What started as the ‘pipe dream’ of James and Catherine McNamara has grown into a flourishing award-winning cheese business. According to former HR consultant Catherine, it came down to chocolate or cheese, but because she lacked the artistic flair required for making fine chocolates she went with cheese.
“It was just a pipe dream that became a reality when I chucked all the sensible ideas out of the window and said: ‘let’s just go for it!’ It was an unexpected twist in our lives but I’m so pleased we did it,” she says. So are we!
The McNamaras set up their business in the heart of Whangarei. They purchased a run-down old building with ‘good bones’, gutted it and turned it into their award-winning artisan cheese factory. The couple have a small lifestyle block at Whangarei Heads and the Grinning Gecko’s distinctive logo is a tribute to the beautiful little green geckos that live in the manuka and kanuka trees on their property.
They source their milk from a local, certified organic, dairy farm just out of Whangarei. The farm milks Ayrshire cows, a breed that originates from Scotland. Ayrshire milk is known for its good balance of protein and fat, making it perfect for drinking and, of course cheesemaking. The farmers are very passionate about sustainability and organics and grow more than 20 different types of grass for the cows to feast on. Catherine says pasture health is really important to them, and you get hints of the pasture notes coming through in the cheese.
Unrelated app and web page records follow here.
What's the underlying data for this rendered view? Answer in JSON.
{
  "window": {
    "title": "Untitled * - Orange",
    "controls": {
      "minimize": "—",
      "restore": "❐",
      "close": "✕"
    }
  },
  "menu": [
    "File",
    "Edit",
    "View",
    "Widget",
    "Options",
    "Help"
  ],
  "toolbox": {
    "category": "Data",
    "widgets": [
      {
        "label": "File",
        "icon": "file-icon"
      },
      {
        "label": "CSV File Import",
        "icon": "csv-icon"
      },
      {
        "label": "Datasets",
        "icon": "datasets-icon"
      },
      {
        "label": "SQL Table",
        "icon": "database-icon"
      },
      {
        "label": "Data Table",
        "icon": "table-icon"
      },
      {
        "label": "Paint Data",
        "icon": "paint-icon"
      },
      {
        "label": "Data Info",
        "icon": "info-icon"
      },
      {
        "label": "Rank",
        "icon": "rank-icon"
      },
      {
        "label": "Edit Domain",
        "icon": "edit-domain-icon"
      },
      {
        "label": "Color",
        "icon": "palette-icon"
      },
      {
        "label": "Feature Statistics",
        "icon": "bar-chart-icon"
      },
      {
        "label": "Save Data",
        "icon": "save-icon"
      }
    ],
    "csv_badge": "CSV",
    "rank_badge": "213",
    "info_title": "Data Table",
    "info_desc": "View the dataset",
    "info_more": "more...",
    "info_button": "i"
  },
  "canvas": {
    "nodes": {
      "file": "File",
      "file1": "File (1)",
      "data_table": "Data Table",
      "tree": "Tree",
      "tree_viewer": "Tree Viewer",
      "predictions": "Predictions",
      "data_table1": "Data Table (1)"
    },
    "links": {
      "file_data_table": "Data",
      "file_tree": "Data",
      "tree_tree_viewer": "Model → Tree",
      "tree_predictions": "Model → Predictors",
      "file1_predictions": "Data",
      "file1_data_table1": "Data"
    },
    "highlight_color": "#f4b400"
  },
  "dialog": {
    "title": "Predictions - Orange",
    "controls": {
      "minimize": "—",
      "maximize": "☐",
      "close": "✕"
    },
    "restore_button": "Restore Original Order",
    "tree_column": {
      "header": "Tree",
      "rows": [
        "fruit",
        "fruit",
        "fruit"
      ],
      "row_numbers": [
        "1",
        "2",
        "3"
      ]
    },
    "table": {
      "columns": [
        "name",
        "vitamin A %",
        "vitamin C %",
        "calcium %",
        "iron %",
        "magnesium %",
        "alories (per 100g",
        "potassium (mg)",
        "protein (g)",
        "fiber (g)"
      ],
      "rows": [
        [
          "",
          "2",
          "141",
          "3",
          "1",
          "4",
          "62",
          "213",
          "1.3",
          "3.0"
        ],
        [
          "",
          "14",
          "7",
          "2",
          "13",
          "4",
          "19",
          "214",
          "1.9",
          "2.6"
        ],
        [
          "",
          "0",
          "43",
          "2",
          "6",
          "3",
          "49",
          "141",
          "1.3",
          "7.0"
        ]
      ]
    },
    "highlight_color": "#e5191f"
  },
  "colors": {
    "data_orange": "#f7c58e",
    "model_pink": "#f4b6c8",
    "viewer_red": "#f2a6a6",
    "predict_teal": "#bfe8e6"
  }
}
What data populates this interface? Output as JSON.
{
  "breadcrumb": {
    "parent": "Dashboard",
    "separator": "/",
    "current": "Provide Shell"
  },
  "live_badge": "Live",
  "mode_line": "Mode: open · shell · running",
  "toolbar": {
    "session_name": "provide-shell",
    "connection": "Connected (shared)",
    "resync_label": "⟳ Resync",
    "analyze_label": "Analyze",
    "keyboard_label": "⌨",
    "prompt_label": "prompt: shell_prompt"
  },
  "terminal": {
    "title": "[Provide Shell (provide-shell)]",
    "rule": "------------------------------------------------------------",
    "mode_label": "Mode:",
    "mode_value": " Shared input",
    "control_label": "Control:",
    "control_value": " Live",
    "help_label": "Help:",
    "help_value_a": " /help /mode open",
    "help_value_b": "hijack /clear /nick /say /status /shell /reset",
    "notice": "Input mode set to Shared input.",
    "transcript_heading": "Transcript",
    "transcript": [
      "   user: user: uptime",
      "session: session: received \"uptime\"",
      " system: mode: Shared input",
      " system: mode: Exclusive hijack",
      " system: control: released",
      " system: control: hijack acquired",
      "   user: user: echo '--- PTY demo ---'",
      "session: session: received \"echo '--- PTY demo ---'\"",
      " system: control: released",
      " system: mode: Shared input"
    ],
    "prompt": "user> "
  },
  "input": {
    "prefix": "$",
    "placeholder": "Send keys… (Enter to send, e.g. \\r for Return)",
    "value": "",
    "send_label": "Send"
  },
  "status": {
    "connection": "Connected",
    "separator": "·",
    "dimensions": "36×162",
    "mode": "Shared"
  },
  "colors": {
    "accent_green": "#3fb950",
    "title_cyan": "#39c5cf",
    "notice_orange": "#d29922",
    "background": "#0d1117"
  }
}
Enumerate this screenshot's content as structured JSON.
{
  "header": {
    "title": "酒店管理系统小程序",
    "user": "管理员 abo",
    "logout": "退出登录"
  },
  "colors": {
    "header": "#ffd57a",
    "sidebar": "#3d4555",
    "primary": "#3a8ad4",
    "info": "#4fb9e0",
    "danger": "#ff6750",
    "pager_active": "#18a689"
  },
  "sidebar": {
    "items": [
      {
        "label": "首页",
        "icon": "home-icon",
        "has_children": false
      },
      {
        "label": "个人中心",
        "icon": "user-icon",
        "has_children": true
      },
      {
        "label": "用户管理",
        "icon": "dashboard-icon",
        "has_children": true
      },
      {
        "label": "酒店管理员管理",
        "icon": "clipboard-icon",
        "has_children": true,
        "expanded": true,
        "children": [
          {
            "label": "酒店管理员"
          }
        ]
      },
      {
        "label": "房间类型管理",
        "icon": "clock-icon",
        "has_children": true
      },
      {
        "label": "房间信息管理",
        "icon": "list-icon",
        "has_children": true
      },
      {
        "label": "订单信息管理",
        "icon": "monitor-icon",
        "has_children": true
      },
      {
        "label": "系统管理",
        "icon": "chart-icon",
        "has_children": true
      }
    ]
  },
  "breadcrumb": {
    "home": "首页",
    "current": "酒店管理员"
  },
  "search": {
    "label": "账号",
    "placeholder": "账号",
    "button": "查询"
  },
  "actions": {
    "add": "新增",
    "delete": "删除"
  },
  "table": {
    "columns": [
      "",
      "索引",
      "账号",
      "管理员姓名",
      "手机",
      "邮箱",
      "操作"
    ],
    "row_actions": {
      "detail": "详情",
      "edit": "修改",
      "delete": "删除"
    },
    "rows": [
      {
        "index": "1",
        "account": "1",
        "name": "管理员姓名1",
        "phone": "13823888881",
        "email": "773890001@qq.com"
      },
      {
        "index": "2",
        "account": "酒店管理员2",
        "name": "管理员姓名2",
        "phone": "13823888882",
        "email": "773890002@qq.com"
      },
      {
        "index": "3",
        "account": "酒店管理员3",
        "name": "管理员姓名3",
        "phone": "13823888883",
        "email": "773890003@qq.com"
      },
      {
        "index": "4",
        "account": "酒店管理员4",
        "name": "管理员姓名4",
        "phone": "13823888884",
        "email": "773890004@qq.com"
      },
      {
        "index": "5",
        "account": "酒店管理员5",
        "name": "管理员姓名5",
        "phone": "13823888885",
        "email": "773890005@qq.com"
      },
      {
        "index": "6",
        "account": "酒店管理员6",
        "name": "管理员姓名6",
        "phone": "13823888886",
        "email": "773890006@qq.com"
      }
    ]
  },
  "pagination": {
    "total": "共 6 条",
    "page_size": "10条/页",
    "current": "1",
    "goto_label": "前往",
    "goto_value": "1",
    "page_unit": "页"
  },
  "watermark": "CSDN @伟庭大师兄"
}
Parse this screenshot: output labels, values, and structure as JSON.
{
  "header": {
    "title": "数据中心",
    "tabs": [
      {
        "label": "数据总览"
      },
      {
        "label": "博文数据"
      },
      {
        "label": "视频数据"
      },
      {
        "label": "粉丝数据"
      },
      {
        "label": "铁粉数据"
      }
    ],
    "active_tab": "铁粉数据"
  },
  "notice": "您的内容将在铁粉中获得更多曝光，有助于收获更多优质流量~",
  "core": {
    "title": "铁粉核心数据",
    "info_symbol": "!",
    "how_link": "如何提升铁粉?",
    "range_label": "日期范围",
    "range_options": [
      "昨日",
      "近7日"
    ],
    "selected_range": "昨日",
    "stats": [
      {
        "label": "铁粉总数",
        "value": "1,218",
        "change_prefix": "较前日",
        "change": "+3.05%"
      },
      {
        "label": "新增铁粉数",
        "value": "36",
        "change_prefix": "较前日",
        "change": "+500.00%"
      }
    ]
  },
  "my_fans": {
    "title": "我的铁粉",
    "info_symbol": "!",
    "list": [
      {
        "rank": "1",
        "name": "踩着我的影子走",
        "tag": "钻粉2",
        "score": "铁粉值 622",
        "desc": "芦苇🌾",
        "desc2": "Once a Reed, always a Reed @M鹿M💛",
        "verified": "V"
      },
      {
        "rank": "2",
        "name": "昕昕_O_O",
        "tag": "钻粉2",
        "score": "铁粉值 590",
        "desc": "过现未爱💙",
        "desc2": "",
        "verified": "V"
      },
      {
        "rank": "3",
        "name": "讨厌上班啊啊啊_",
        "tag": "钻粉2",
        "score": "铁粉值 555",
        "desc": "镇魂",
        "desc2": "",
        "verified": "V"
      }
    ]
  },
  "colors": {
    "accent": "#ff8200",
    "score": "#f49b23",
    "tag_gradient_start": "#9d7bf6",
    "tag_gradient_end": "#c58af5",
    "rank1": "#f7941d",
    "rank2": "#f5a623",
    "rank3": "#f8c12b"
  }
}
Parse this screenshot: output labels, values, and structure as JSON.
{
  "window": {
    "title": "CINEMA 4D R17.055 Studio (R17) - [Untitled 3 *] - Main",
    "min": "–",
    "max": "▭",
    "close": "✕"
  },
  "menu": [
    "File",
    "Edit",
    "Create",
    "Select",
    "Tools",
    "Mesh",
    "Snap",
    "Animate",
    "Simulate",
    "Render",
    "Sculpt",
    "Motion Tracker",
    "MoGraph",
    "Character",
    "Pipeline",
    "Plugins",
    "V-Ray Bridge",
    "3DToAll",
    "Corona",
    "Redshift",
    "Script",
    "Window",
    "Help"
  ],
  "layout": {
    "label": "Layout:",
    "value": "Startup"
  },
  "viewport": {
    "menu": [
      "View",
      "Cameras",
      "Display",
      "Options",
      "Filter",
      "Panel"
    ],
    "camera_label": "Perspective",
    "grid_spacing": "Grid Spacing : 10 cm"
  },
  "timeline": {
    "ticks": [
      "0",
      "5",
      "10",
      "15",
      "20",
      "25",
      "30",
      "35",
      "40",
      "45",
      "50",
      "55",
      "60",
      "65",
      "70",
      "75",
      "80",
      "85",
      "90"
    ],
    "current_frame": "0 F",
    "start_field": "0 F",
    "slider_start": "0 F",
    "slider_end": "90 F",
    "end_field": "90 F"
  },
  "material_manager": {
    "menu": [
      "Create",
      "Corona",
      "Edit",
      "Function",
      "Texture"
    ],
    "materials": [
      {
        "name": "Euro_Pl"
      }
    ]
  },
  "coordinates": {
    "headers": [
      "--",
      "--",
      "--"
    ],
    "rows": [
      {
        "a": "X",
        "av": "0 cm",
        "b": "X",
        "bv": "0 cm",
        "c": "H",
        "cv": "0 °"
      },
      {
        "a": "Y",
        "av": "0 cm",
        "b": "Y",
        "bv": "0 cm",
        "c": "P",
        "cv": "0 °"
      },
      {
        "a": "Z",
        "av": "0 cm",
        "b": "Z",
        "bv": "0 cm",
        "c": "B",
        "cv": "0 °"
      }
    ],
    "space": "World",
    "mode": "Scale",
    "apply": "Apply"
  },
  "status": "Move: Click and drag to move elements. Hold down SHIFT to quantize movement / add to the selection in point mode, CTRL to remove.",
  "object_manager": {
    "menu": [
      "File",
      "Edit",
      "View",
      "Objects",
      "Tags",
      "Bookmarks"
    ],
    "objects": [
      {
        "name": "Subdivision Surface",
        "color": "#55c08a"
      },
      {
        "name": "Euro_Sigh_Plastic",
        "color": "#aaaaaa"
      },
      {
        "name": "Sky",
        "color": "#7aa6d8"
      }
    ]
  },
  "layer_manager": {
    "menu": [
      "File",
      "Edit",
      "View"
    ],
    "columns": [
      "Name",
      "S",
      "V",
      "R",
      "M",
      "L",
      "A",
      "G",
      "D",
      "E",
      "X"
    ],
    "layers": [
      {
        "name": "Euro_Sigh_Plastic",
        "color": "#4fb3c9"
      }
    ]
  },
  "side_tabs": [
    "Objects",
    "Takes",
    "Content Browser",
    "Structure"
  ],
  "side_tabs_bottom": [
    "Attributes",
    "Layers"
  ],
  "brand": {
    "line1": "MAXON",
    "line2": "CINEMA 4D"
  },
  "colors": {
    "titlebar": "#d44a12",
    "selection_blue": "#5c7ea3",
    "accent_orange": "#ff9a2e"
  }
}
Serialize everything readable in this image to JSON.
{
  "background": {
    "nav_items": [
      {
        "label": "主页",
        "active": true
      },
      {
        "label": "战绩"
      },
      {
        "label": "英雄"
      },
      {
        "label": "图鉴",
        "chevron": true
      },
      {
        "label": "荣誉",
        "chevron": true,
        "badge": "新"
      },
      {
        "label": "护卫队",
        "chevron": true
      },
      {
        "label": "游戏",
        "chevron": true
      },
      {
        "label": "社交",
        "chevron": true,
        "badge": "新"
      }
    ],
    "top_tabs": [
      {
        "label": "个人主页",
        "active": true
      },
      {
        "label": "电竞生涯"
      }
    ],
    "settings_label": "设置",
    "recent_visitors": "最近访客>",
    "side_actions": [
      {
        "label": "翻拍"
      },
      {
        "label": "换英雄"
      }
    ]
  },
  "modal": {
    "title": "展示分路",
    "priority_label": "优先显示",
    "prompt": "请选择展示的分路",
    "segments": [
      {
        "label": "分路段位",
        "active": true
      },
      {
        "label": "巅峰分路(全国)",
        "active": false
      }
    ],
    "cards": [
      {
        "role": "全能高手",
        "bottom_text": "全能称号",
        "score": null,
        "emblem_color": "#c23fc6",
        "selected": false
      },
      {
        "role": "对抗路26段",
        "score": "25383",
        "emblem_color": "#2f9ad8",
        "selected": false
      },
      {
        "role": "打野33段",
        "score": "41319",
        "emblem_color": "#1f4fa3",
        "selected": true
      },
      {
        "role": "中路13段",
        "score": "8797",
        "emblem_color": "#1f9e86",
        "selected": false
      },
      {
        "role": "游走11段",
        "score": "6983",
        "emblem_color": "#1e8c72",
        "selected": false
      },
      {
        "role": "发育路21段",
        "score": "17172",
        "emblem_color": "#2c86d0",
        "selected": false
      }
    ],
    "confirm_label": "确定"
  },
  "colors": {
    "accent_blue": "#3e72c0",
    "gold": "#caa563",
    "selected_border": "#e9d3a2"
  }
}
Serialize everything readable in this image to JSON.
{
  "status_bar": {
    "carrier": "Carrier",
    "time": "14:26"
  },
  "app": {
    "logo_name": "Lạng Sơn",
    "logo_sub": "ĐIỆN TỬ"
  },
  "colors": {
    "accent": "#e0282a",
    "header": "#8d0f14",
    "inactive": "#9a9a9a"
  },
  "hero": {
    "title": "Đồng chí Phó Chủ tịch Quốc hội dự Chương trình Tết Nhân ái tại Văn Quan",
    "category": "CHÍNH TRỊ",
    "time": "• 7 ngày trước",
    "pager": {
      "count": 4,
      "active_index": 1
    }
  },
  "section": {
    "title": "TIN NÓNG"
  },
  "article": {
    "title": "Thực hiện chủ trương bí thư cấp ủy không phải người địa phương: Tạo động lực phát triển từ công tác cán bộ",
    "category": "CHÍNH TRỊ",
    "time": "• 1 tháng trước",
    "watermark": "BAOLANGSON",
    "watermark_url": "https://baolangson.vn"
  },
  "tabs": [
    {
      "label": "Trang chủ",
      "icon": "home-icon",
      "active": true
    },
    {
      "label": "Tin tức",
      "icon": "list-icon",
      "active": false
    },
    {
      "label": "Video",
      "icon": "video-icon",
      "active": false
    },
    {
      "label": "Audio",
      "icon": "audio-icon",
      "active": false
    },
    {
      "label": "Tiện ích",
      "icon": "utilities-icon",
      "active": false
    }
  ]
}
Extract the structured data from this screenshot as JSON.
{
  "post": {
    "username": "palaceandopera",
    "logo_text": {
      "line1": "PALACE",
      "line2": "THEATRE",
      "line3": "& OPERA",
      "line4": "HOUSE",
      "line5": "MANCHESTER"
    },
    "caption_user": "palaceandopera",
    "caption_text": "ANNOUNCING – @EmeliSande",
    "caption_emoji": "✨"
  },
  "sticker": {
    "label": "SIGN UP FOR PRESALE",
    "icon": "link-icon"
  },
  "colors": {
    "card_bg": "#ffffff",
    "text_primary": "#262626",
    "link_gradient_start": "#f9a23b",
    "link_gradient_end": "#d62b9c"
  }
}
The McNamaras collect milk directly from the farm early in the morning whilst the cows are being milked and it is in their vat within an hour and a half of leaving the cow. They also make goat’s milk cheese sourced from a Kaipara farm and whilst the farm is not certified organic, the farmers don’t use chemicals on the pasture or their animals and they farm on sustainable, biological principles. Grinning Gecko Cheese Co. is careful to treat their milk with the respect it deserves; they batch pasteurise, which is very gentle compared to other methods, and this gives them the best milk to work with from the very start. A slow and gentle approach to their cheese making results in beautiful-tasting cheese.
It is made totally by hand using non-animal rennet. Once formed, the cheese is aged on site. Their trainee cheese maker Zev Kaka-Holtz was awarded the Aspiring Cheesemaker of the year at the New Zealand Champions of Cheese Awards this year. Just under two years ago he applied for a job washing dishes at the factory. Zev says he couldn’t see himself having a career at anything until he started at Grinning Gecko, and was just looking for someone to give him a chance and see something in him. His natural curiosity and passion was evident and Catherine says: “we knew straight away he was the guy for us.”
He is now the main cheese maker at Grinning Gecko, as Catherine spends more time working on the business. This year Zev single-handedly produced the category champion brie at the New Zealand Champion of Cheese Awards. A great achievement for Zev and the team at Grinning Gecko. Grinning Gecko’s efforts have been recognised both locally and internationally; having won medals at the New Zealand Champions of Cheese Awards and at the Nantwich International Cheese Awards in the UK. The brie has taken out Soft White Rind Champion of Cheese in New Zealand three years in a row as well as a bronze in the international awards where they were up against European masters of cheese.
A reward they richly deserve for all their hard work. It also gives them the confidence to keep on making, experimenting and growing their business. What do you think is the secret? “We have quite a few secrets, some I’m not going to tell you,” laughs Catherine. “[A] high-quality milk source is top of the list. One that doesn’t contain herbicides, pesticides or other chemicals. You can make bad cheese from good milk but you can’t make good cheese from bad milk,” she says.
“Using milk that has come straight from the farm plays a big part too, it’s not standardised, we adjust to its composition rather than the other way around – this makes it interesting. [And] passion, which sounds so cliché but it is true. If you truly care about the product and understand that each batch of cheese is unique and it is you that must adapt (a bit like being a parent really) you will produce something really special. Catherine says she can’t pick a favourite cheese as it changes from week to week. This week she is ‘hot chilli-ing, next week it might be brie or cumin and garlic…’